*Journal of Iron and Steel Research*, 2016, 28(5): 1-6.View ArticleGoogle Scholar - San-Zhong Wang. Numerical simulation and experimental research on flow field during the twin-roll strip casting process. Yanshan University, 2015. (in Chinese)Google Scholar
- Da-Ming Nie. Simulation and analysis of the flow-field of molten pool during strip casting. Northeastern University, 2013. (in Chinese)Google Scholar
- Cheng-Jian Wang. Numerical simulation research on twin-roll steel strip casting. Northeastern University, 2009: 17–20. (in Chinese)Google Scholar
- M A Taha, N A Ei-Mahallawy, M T Ei-Mestekawi, et al. Estimation of air gap and heat transfer coefficient at different faces of Al and Al-Si castings solidifying in permanent mould.
*Materials Science and Technology*, 2001, 17: 1093-1101.View ArticleGoogle Scholar - D Pal, J Bhattacharya, P Dutta, et al. An enthalpy model for simulation of dendritic growth.
*Numerical Heat Transfer, Part B: Fundamentals*, 2006, 50(1): 59-78.View ArticleGoogle Scholar - C S Li, B G Thomas. Thermomechanical finite-element model of shell behavior in continuous casting of steel.
*Metallurgical and Materials Transactions B*, 2004, 35(B): 1151-1172.View ArticleGoogle Scholar - C G Kang, Y D Kim. A thermal elastic-plastic finite-element analysis to roll-life prediction on the twin roll strip continuous casting process.
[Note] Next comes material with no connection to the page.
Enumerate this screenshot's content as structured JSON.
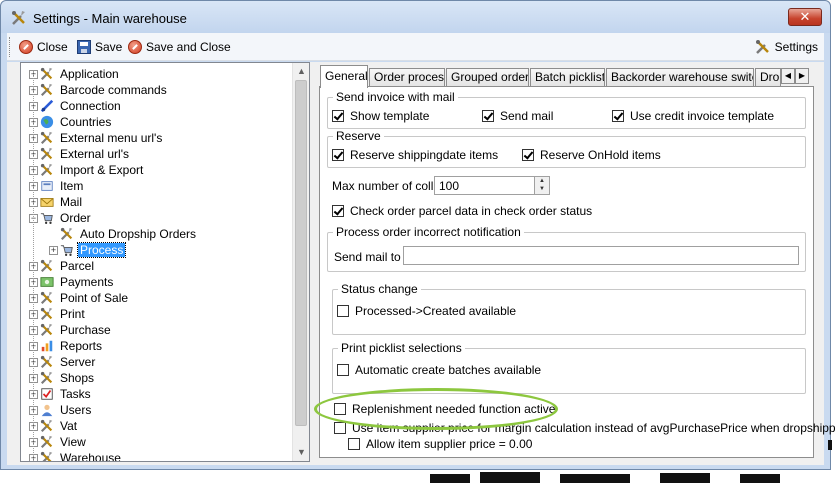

*Metallurgical and Materials Transactions B*, 1997, 28(B): 1213-1225.View ArticleGoogle Scholar - Wei Zhang. Study on instantaneous interfacial heat transfer during near rapid solidification process. Shanghai Jiao Tong University, 2011. (in Chinese)Google Scholar
- M Tian, Z Q Xu, Z Lv. Mathematic model of interfacial transfer for twin-roll strip casting based on boundary temperature of molten pool.
*Foundry Technology*, 2016(2): 268-272.Google Scholar - Yao Li. Simulation and experiment study in the vibration of twin-roll strip casting process. Yanshan University, 2011. (in Chinese)Google Scholar
- W Zhang, G F Liang, C Q Wang. A simulator to determine transient interfacial hear transfer in strip casting.
*Baosteel Technology*, 2009(4): 32-34. (in Chinese)Google Scholar - W Zhang. Study on instantaneous interfacial heat transfer during near rapid solidification processes. Shanghai Jiao Tong University, 2011. (in Chinese)Google Scholar